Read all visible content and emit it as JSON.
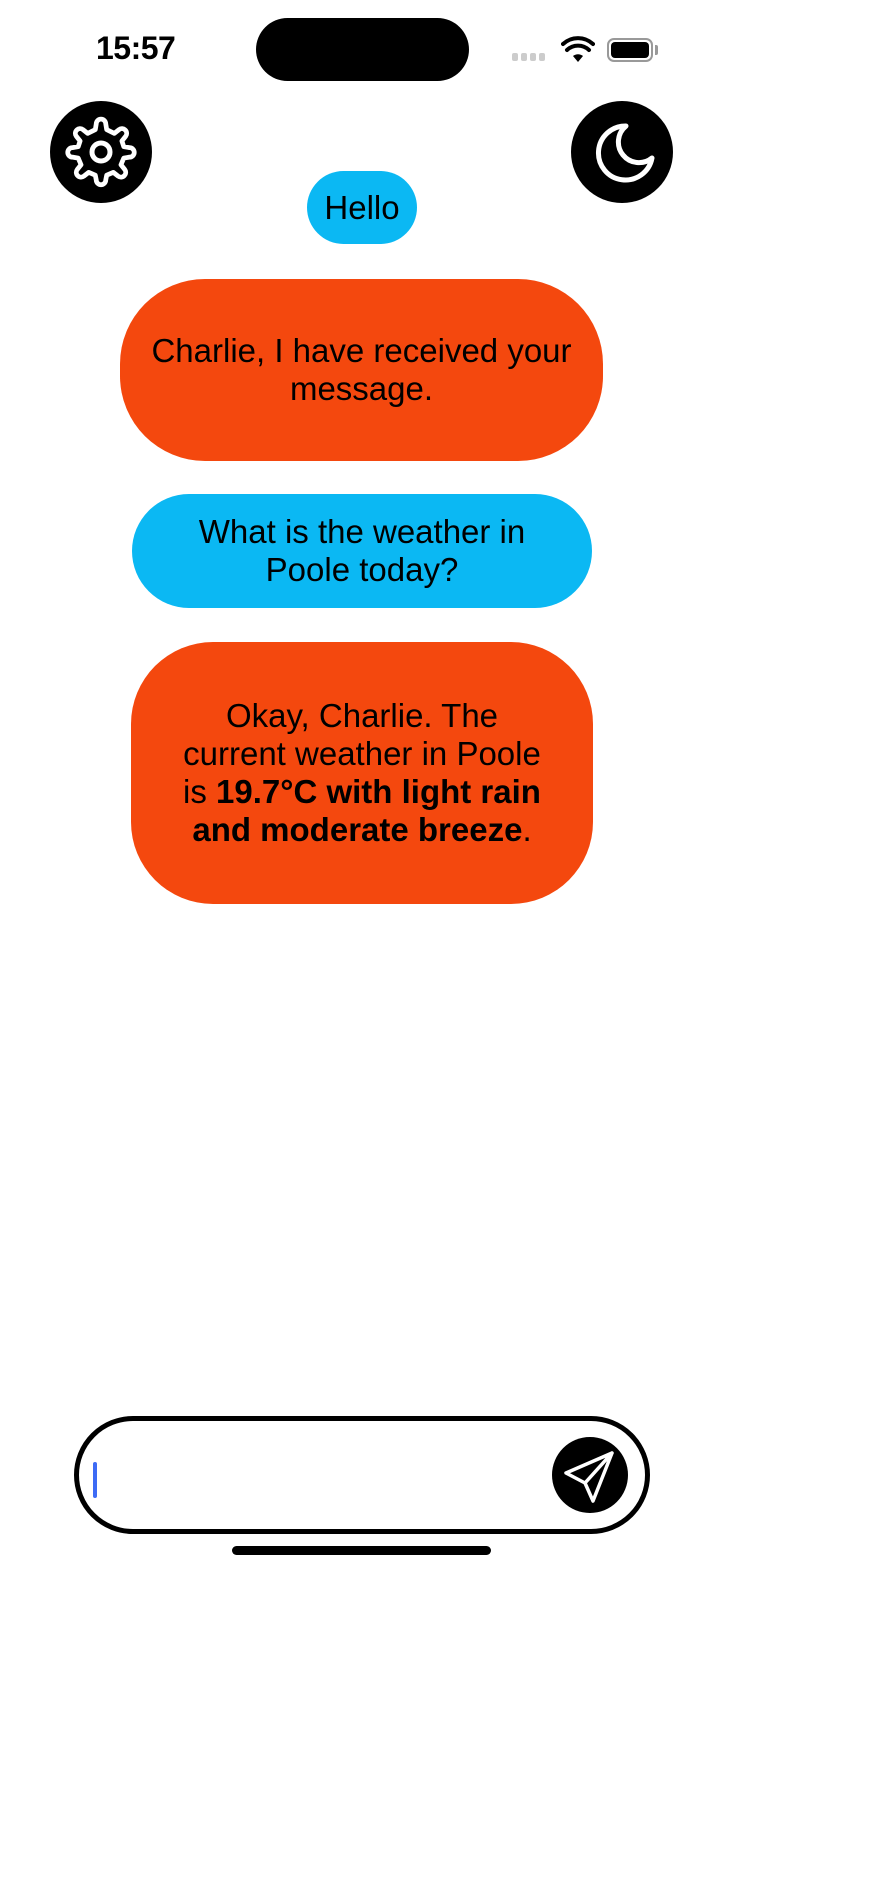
{
  "status_bar": {
    "time": "15:57"
  },
  "header": {
    "settings_icon": "gear-icon",
    "theme_icon": "moon-icon"
  },
  "messages": [
    {
      "role": "user",
      "text": "Hello"
    },
    {
      "role": "assistant",
      "text": "Charlie, I have received your message."
    },
    {
      "role": "user",
      "text": "What is the weather in Poole today?"
    },
    {
      "role": "assistant",
      "segments": {
        "a": "Okay, Charlie. The current weather in Poole is ",
        "b": "19.7°C with light rain and moderate breeze",
        "c": "."
      }
    }
  ],
  "composer": {
    "value": "",
    "send_icon": "paper-plane-icon"
  },
  "colors": {
    "user_bubble": "#0bb8f3",
    "assistant_bubble": "#f4480e",
    "cursor": "#3d6bf5"
  }
}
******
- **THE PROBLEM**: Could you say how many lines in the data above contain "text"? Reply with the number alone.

- **TASK RESPONSE**: 3